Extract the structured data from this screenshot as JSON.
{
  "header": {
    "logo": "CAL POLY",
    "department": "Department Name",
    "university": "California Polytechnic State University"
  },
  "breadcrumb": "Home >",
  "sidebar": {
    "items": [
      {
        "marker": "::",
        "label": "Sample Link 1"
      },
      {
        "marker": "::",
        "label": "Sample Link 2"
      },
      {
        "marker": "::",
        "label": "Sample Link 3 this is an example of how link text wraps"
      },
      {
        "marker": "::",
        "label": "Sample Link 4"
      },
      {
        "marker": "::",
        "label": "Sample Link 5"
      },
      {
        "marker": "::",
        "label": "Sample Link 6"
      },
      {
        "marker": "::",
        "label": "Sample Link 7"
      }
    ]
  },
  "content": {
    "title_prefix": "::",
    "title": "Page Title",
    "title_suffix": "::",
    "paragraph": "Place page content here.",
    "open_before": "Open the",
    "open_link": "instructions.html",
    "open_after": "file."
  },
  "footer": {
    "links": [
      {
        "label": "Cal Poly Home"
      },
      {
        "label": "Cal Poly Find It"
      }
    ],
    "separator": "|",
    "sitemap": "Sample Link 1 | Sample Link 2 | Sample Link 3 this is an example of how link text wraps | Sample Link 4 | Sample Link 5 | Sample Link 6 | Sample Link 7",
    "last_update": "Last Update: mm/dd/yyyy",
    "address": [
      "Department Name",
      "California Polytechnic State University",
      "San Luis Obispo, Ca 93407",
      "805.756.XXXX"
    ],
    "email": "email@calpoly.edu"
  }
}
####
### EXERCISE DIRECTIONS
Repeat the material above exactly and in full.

### RESPONSE AREA
Extract the structured data from this screenshot as JSON.
{
  "header": {
    "logo": "CAL POLY",
    "department": "Department Name",
    "university": "California Polytechnic State University"
  },
  "breadcrumb": "Home >",
  "sidebar": {
    "items": [
      {
        "marker": "::",
        "label": "Sample Link 1"
      },
      {
        "marker": "::",
        "label": "Sample Link 2"
      },
      {
        "marker": "::",
        "label": "Sample Link 3 this is an example of how link text wraps"
      },
      {
        "marker": "::",
        "label": "Sample Link 4"
      },
      {
        "marker": "::",
        "label": "Sample Link 5"
      },
      {
        "marker": "::",
        "label": "Sample Link 6"
      },
      {
        "marker": "::",
        "label": "Sample Link 7"
      }
    ]
  },
  "content": {
    "title_prefix": "::",
    "title": "Page Title",
    "title_suffix": "::",
    "paragraph": "Place page content here.",
    "open_before": "Open the",
    "open_link": "instructions.html",
    "open_after": "file."
  },
  "footer": {
    "links": [
      {
        "label": "Cal Poly Home"
      },
      {
        "label": "Cal Poly Find It"
      }
    ],
    "separator": "|",
    "sitemap": "Sample Link 1 | Sample Link 2 | Sample Link 3 this is an example of how link text wraps | Sample Link 4 | Sample Link 5 | Sample Link 6 | Sample Link 7",
    "last_update": "Last Update: mm/dd/yyyy",
    "address": [
      "Department Name",
      "California Polytechnic State University",
      "San Luis Obispo, Ca 93407",
      "805.756.XXXX"
    ],
    "email": "email@calpoly.edu"
  }
}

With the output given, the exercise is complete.